• What is expected
Reproduce the data that follows character for character, but omit its pictures.

++++ Records provided

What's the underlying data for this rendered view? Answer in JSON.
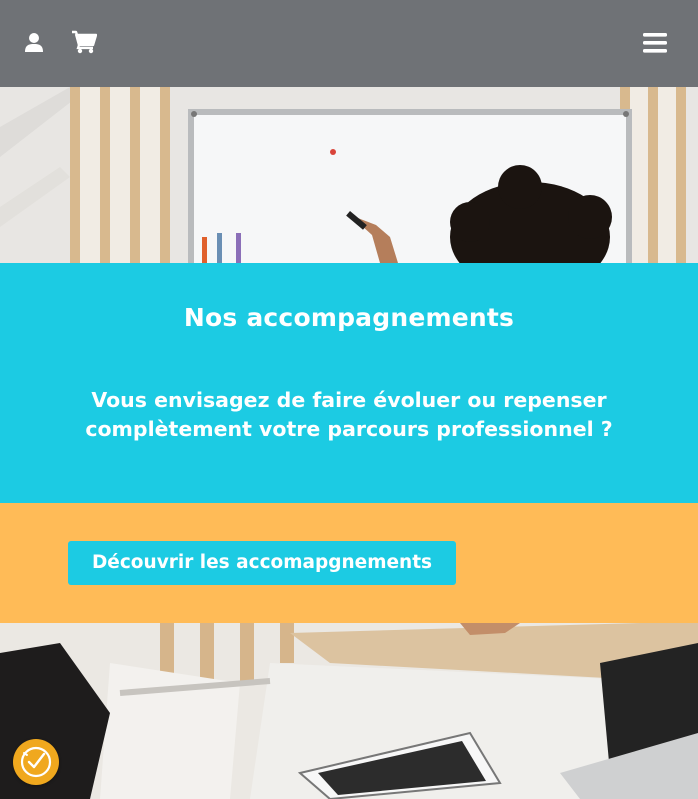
{
  "header": {
    "icons": [
      "user-icon",
      "cart-icon",
      "hamburger-menu-icon"
    ],
    "background": "#6f7276"
  },
  "section": {
    "title": "Nos accompagnements",
    "subtitle": "Vous envisagez de faire évoluer ou repenser complètement votre parcours professionnel ?"
  },
  "cta": {
    "label": "Découvrir les accomapgnements"
  },
  "colors": {
    "cyan": "#1ccbe3",
    "orange": "#ffbb57",
    "consent": "#f0a81e"
  },
  "consent": {
    "icon": "consent-check-icon"
  }
}
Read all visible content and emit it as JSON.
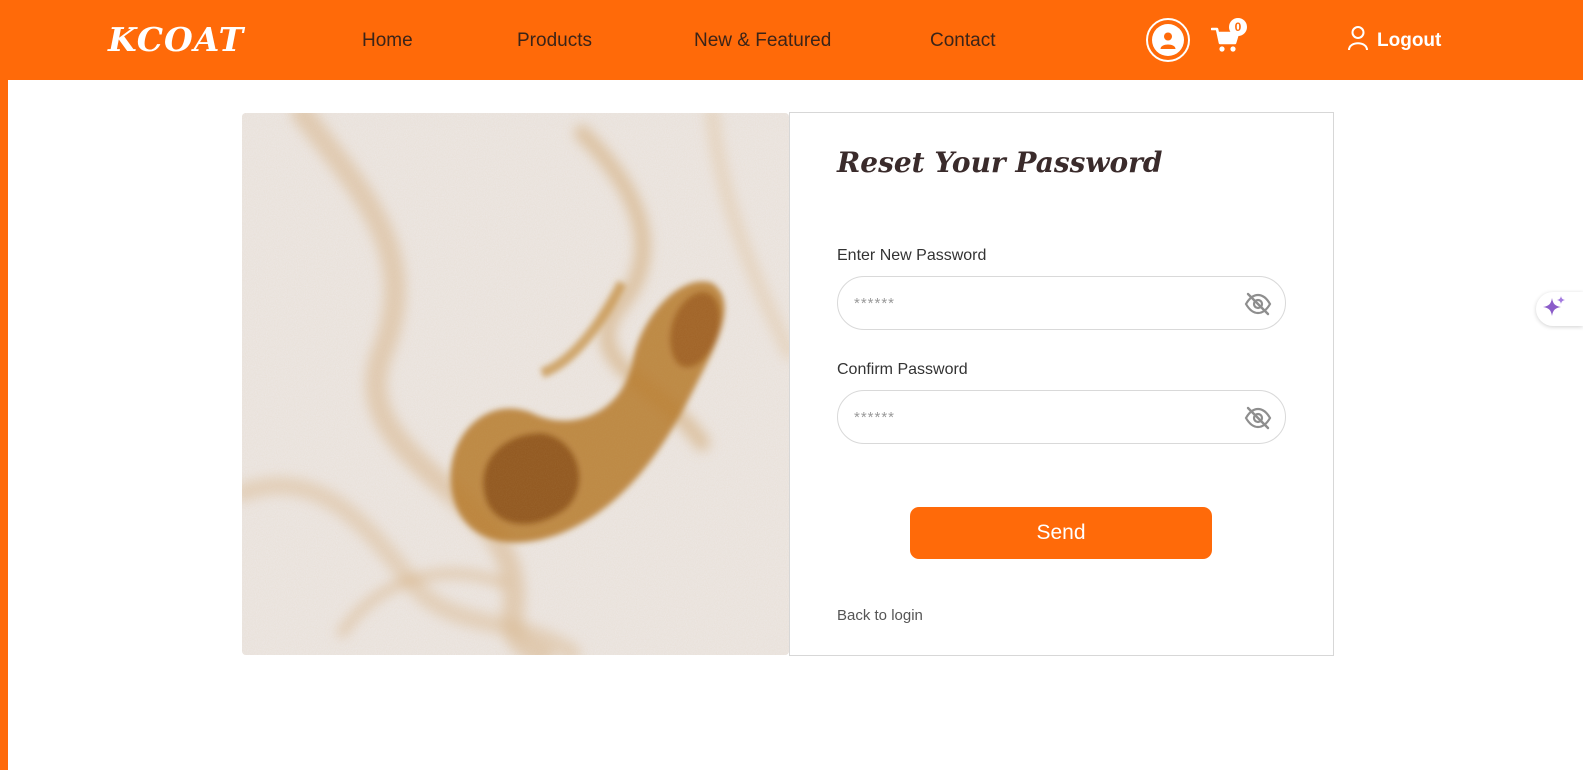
{
  "brand": {
    "logo": "KCOAT",
    "accent": "#ff6a09"
  },
  "nav": {
    "links": [
      {
        "label": "Home"
      },
      {
        "label": "Products"
      },
      {
        "label": "New & Featured"
      },
      {
        "label": "Contact"
      }
    ],
    "cart_count": "0",
    "logout_label": "Logout"
  },
  "form": {
    "title": "Reset Your Password",
    "new_password": {
      "label": "Enter New Password",
      "placeholder": "******"
    },
    "confirm_password": {
      "label": "Confirm Password",
      "placeholder": "******"
    },
    "submit_label": "Send",
    "back_link": "Back to login"
  },
  "icons": {
    "user": "user-circle-icon",
    "cart": "shopping-cart-icon",
    "logout": "user-outline-icon",
    "eye": "eye-slash-icon",
    "assistant": "sparkle-icon"
  }
}
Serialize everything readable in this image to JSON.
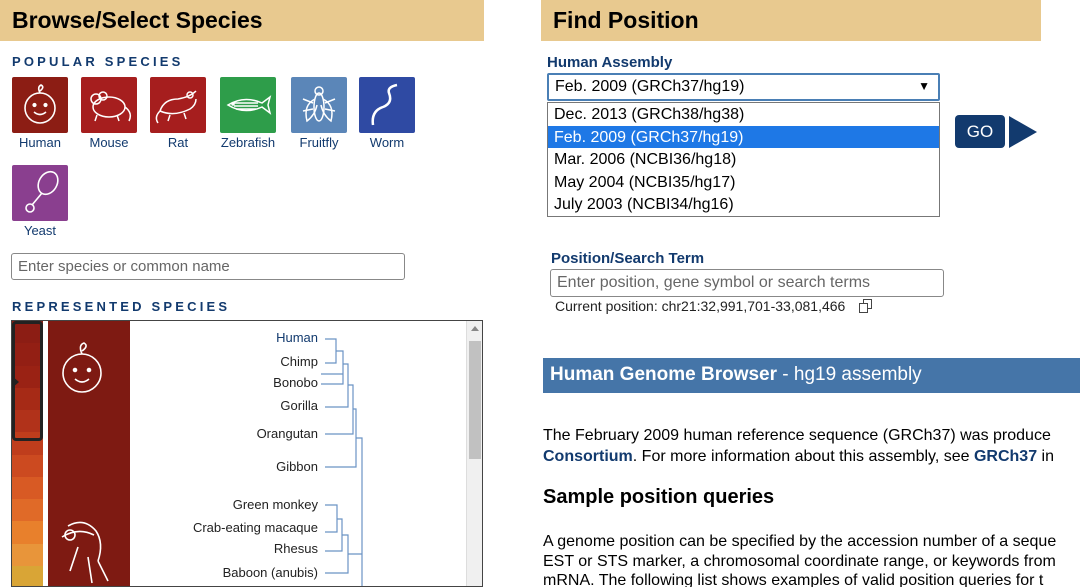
{
  "browse": {
    "title": "Browse/Select Species",
    "popular_label": "POPULAR SPECIES",
    "popular_species": [
      {
        "name": "Human",
        "color": "#8c1d14",
        "icon": "human-icon"
      },
      {
        "name": "Mouse",
        "color": "#a61e1e",
        "icon": "mouse-icon"
      },
      {
        "name": "Rat",
        "color": "#a61e1e",
        "icon": "rat-icon"
      },
      {
        "name": "Zebrafish",
        "color": "#2e9d4a",
        "icon": "zebrafish-icon"
      },
      {
        "name": "Fruitfly",
        "color": "#5b86b8",
        "icon": "fruitfly-icon"
      },
      {
        "name": "Worm",
        "color": "#2f4aa3",
        "icon": "worm-icon"
      },
      {
        "name": "Yeast",
        "color": "#8a3f8f",
        "icon": "yeast-icon"
      }
    ],
    "species_placeholder": "Enter species or common name",
    "represented_label": "REPRESENTED SPECIES",
    "tree_species": [
      "Human",
      "Chimp",
      "Bonobo",
      "Gorilla",
      "Orangutan",
      "Gibbon",
      "Green monkey",
      "Crab-eating macaque",
      "Rhesus",
      "Baboon (anubis)"
    ],
    "strip_colors": [
      "#8c1d14",
      "#931f14",
      "#9a2214",
      "#a62a16",
      "#b1321a",
      "#bf3d1c",
      "#cc4a20",
      "#d85a24",
      "#e06a28",
      "#e8802c",
      "#e8953a",
      "#d9a536"
    ]
  },
  "find": {
    "title": "Find Position",
    "assembly_label": "Human Assembly",
    "selected_assembly": "Feb. 2009 (GRCh37/hg19)",
    "assembly_options": [
      "Dec. 2013 (GRCh38/hg38)",
      "Feb. 2009 (GRCh37/hg19)",
      "Mar. 2006 (NCBI36/hg18)",
      "May 2004 (NCBI35/hg17)",
      "July 2003 (NCBI34/hg16)"
    ],
    "go_label": "GO",
    "search_label": "Position/Search Term",
    "search_placeholder": "Enter position, gene symbol or search terms",
    "current_position": "Current position: chr21:32,991,701-33,081,466"
  },
  "info": {
    "banner_bold": "Human Genome Browser",
    "banner_rest": " - hg19 assembly",
    "desc_line1": "The February 2009 human reference sequence (GRCh37) was produce",
    "desc_line2_link": "Consortium",
    "desc_line2_mid": ". For more information about this assembly, see ",
    "desc_line2_link2": "GRCh37",
    "desc_line2_end": " in",
    "sample_heading": "Sample position queries",
    "sample_line1": "A genome position can be specified by the accession number of a seque",
    "sample_line2": "EST or STS marker, a chromosomal coordinate range, or keywords from",
    "sample_line3": "mRNA. The following list shows examples of valid position queries for t"
  }
}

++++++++

• Solution for this exercise
What's the underlying data for this rendered view? Answer in JSON.
{
  "header": {
    "icons": [
      "user-icon",
      "cart-icon",
      "hamburger-menu-icon"
    ],
    "background": "#6f7276"
  },
  "section": {
    "title": "Nos accompagnements",
    "subtitle": "Vous envisagez de faire évoluer ou repenser complètement votre parcours professionnel ?"
  },
  "cta": {
    "label": "Découvrir les accomapgnements"
  },
  "colors": {
    "cyan": "#1ccbe3",
    "orange": "#ffbb57",
    "consent": "#f0a81e"
  },
  "consent": {
    "icon": "consent-check-icon"
  }
}
Read all visible content and emit it as JSON.
{
  "brand": {
    "logo": "KCOAT",
    "accent": "#ff6a09"
  },
  "nav": {
    "links": [
      {
        "label": "Home"
      },
      {
        "label": "Products"
      },
      {
        "label": "New & Featured"
      },
      {
        "label": "Contact"
      }
    ],
    "cart_count": "0",
    "logout_label": "Logout"
  },
  "form": {
    "title": "Reset Your Password",
    "new_password": {
      "label": "Enter New Password",
      "placeholder": "******"
    },
    "confirm_password": {
      "label": "Confirm Password",
      "placeholder": "******"
    },
    "submit_label": "Send",
    "back_link": "Back to login"
  },
  "icons": {
    "user": "user-circle-icon",
    "cart": "shopping-cart-icon",
    "logout": "user-outline-icon",
    "eye": "eye-slash-icon",
    "assistant": "sparkle-icon"
  }
}
Serialize everything readable in this image to JSON.
{
  "browse": {
    "title": "Browse/Select Species",
    "popular_label": "POPULAR SPECIES",
    "popular_species": [
      {
        "name": "Human",
        "color": "#8c1d14",
        "icon": "human-icon"
      },
      {
        "name": "Mouse",
        "color": "#a61e1e",
        "icon": "mouse-icon"
      },
      {
        "name": "Rat",
        "color": "#a61e1e",
        "icon": "rat-icon"
      },
      {
        "name": "Zebrafish",
        "color": "#2e9d4a",
        "icon": "zebrafish-icon"
      },
      {
        "name": "Fruitfly",
        "color": "#5b86b8",
        "icon": "fruitfly-icon"
      },
      {
        "name": "Worm",
        "color": "#2f4aa3",
        "icon": "worm-icon"
      },
      {
        "name": "Yeast",
        "color": "#8a3f8f",
        "icon": "yeast-icon"
      }
    ],
    "species_placeholder": "Enter species or common name",
    "represented_label": "REPRESENTED SPECIES",
    "tree_species": [
      "Human",
      "Chimp",
      "Bonobo",
      "Gorilla",
      "Orangutan",
      "Gibbon",
      "Green monkey",
      "Crab-eating macaque",
      "Rhesus",
      "Baboon (anubis)"
    ],
    "strip_colors": [
      "#8c1d14",
      "#931f14",
      "#9a2214",
      "#a62a16",
      "#b1321a",
      "#bf3d1c",
      "#cc4a20",
      "#d85a24",
      "#e06a28",
      "#e8802c",
      "#e8953a",
      "#d9a536"
    ]
  },
  "find": {
    "title": "Find Position",
    "assembly_label": "Human Assembly",
    "selected_assembly": "Feb. 2009 (GRCh37/hg19)",
    "assembly_options": [
      "Dec. 2013 (GRCh38/hg38)",
      "Feb. 2009 (GRCh37/hg19)",
      "Mar. 2006 (NCBI36/hg18)",
      "May 2004 (NCBI35/hg17)",
      "July 2003 (NCBI34/hg16)"
    ],
    "go_label": "GO",
    "search_label": "Position/Search Term",
    "search_placeholder": "Enter position, gene symbol or search terms",
    "current_position": "Current position: chr21:32,991,701-33,081,466"
  },
  "info": {
    "banner_bold": "Human Genome Browser",
    "banner_rest": " - hg19 assembly",
    "desc_line1": "The February 2009 human reference sequence (GRCh37) was produce",
    "desc_line2_link": "Consortium",
    "desc_line2_mid": ". For more information about this assembly, see ",
    "desc_line2_link2": "GRCh37",
    "desc_line2_end": " in",
    "sample_heading": "Sample position queries",
    "sample_line1": "A genome position can be specified by the accession number of a seque",
    "sample_line2": "EST or STS marker, a chromosomal coordinate range, or keywords from",
    "sample_line3": "mRNA. The following list shows examples of valid position queries for t"
  }
}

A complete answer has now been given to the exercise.